### Induction Hypothesis

Now it needs to be shown that, if $\map P k$ is true, where $k \ge 2$, then it logically follows that $\map P {k + 1}$ is true.

So this is the induction hypothesis:

$\ds \prod_{j \mathop = 1}^k \paren { {a_j}^2 + {b_j}^2} = c^2 + d^2$

for some $c, d \in \Z$.

from which it is to be shown that:

$\ds \prod_{j \mathop = 1}^{k + 1} \paren { {a_j}^2 + {b_j}^2} = c^2 + d^2$

for some $c, d \in \Z$.

### Induction Step

This is the induction step:

 $\ds \prod_{j \mathop = 1}^{k + 1} \paren { {a_j}^2 + {b_j}^2}$ $=$ $\ds \prod_{j \mathop = 1}^k \paren { {a_j}^2 + {b_j}^2} \paren { {a_{k + 1} }^2 + {b_{k + 1} }^2}$ $\ds$ $=$ $\ds \paren { {c'}^2 + {d'}^2} \paren { {a_{k + 1} }^2 + {b_{k + 1} }^2}$ Induction Hypothesis: for some $c', d' \in \Z$ $\ds$ $=$ $\ds c^2 + m d^2$ Basis for the Induction: for some $c, d \in \Z$

So $\map P k \implies \map P {k + 1}$ and the result follows by the Principle of Mathematical Induction.

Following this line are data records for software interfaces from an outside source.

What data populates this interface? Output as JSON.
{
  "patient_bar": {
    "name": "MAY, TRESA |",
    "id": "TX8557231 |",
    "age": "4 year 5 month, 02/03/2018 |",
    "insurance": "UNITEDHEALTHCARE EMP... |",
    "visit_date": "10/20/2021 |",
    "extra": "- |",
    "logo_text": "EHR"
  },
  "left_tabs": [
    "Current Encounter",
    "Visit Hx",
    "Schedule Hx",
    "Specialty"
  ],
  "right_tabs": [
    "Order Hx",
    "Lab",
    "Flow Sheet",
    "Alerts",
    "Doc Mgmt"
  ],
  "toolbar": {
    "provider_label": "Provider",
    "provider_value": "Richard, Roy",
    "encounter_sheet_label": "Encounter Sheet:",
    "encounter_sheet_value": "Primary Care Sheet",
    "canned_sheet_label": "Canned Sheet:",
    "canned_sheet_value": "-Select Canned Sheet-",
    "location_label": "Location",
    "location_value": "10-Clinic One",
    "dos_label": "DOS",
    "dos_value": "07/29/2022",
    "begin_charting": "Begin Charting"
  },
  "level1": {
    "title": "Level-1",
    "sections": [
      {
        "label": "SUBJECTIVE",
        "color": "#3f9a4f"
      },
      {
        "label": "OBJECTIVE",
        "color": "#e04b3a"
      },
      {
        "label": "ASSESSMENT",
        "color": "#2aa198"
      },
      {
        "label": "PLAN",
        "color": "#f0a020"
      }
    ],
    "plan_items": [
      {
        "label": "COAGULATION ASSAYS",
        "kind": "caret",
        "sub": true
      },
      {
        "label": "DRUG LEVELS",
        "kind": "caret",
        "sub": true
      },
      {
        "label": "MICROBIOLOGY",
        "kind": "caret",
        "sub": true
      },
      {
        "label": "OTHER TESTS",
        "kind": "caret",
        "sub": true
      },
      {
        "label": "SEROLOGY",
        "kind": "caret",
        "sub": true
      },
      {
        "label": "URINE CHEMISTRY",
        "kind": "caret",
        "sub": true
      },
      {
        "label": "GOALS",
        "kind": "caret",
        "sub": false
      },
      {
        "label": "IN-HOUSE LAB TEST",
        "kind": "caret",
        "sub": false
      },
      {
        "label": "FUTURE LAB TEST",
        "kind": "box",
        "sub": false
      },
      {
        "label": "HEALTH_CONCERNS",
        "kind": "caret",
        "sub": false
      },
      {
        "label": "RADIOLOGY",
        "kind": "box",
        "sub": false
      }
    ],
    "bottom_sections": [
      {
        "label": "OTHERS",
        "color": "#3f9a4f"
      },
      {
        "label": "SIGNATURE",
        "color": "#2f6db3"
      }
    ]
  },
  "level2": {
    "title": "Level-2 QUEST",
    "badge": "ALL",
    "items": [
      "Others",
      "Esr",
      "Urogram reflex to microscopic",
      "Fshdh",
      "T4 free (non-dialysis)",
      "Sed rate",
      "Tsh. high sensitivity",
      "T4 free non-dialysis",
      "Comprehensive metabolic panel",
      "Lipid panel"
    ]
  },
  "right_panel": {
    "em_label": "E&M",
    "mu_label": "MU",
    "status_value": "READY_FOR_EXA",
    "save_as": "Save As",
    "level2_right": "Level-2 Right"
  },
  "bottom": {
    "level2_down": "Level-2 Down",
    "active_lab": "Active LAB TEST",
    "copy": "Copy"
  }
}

Therefore, for all $n \in \Z_{>0}$:

$\ds \prod_{j \mathop = 1}^n \paren { {a_j}^2 + {b_j}^2} = c^2 + d^2$

for some $c, d \in \Z$.

$\blacksquare$

## Proof 3

Let $z_j = a_j + i b_j$ for each $j = 1, 2, \ldots, n$.

Let $\ds c + i d = \prod_{j \mathop = 1}^n z_j$.

Then:

 $\ds c + i d$ $=$ $\ds \prod_{j \mathop = 1}^n z_j$ $\ds$ $=$ $\ds \prod_{j \mathop = 1}^n \paren {a_j + i b_j}$

As $a_1, a_2, \ldots, a_n$ and $b_1, b_2, \ldots, b_n$ are integers, so are $c$ and $d$.

Thus:

 $\ds c^2 + d^2$ $=$ $\ds \cmod {c + i d}^2$ Definition of Complex Modulus $\ds$ $=$ $\ds \cmod {\prod_{j \mathop = 1}^n z_j}^2$ $\ds c + i d = \prod_{j \mathop = 1}^n z_j$ $\ds$ $=$ $\ds \prod_{j \mathop = 1}^n \cmod {z_j}^2$ Complex Modulus of Product of Complex Numbers: General Result $\ds$ $=$ $\ds \prod_{j \mathop = 1}^n \cmod {a_j + i b_j}^2$ $z_j = a_j + i b_j$ $\ds$ $=$ $\ds \prod_{j \mathop = 1}^n \paren { {a_j}^2 + {b_j}^2}$ Definition of Complex Modulus

$\blacksquare$